Determining the Allocation of Parental Responsibilities for Your Child
The allocation of parental responsibilities (formerly known as custody) can greatly impact the life of a child. Further, it can determine just how involved you are in the decision-making process of your child’s life. Whether you are an unmarried father who has recently established paternity or a couple going through a divorce, the following information can help you better understand the allocation of parental responsibilities, including who may be eligible to pursue it and when. You will also learn more about what it is and why it is important.
What Is the Allocation of Parental Responsibilities?
Child-related matters typically involve two aspects: parenting time and the allocation of parental responsibilities. Parenting time is the time that a parent spends with their child. The allocation of parental responsibilities pertains to the decision-making privileges of a parent. For example, a parent with greater allocation may have the final say in where the child goes to school, or whether they attend church or not.
Though parenting time and the allocation of parental responsibilities may coincide with one another, they do not always. In fact, some parents have more parenting time but less allocation of parental responsibilities. Likewise, a parent may have more decision-making power but less parenting time. Each situation is unique and is typically determined by considering the best interests of the child. How it is done depends greatly upon the marital status of the parents.
Unmarried Parents vs. Divorcing Parents
When parents go through a divorce, the allocation of parental responsibilities is generally determined during divorce proceedings. Parents may agree upon a set level of decision-making for each party, can mediate to reach a compromise, or may have the determination made by a judge. Regardless of the method, parenting time is also usually included in this process.
For parents who are unmarried, the process is slightly different. Fathers must first establish paternity before pursuing an allocation of parental responsibilities. Further, parenting time may or may not be included in this determination; the situation will depend greatly upon the current circumstances, and whether the father already has parenting time established. An attorney can help you better understand how to exercise your rights as an unmarried father.
Special Circumstances and the Allocation of Parental Responsibilities
Not all parents who pursue an allocation of parental responsibilities are natural parents of a child. In fact, stepparents may also have the right to pursue such rights to the child. Instances in which this might happen could include the death or incapacitation of a natural parent. If you have questions about pursuing an allocation of parental responsibilities as a stepparent, contact an experienced family law attorney for assistance.
Contact Our Kane County Family Law Attorneys
With more than 210 years of combined experience, The Stogsdill Law Firm, P.C. has the knowledge and experience needed to deal with your unique family law case.

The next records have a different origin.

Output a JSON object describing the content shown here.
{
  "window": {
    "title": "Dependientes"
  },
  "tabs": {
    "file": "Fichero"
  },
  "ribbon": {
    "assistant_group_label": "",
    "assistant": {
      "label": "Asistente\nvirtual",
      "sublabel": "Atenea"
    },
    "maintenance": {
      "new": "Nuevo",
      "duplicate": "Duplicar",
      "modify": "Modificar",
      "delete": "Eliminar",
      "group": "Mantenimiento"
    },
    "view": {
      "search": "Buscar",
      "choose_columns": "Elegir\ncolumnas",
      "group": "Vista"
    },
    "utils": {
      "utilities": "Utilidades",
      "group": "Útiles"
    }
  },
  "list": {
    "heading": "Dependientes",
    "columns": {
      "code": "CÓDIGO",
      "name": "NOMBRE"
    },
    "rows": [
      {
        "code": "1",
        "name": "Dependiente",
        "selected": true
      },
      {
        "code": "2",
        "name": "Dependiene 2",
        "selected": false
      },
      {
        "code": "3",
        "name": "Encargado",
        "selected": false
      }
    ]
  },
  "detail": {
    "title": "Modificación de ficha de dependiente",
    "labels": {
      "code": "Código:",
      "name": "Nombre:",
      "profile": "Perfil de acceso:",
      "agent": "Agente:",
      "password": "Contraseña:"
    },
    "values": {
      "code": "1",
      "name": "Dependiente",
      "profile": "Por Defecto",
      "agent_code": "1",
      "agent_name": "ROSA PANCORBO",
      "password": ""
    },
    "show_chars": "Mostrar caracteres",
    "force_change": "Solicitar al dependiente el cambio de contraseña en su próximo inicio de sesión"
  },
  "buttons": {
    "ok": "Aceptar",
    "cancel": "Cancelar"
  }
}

Committed to protecting the best interests of your child, we can aggressively represent you in your child-related case. Learn more by scheduling a personalized consultation with our Kane County family law attorneys. Call 630-462-9500 today.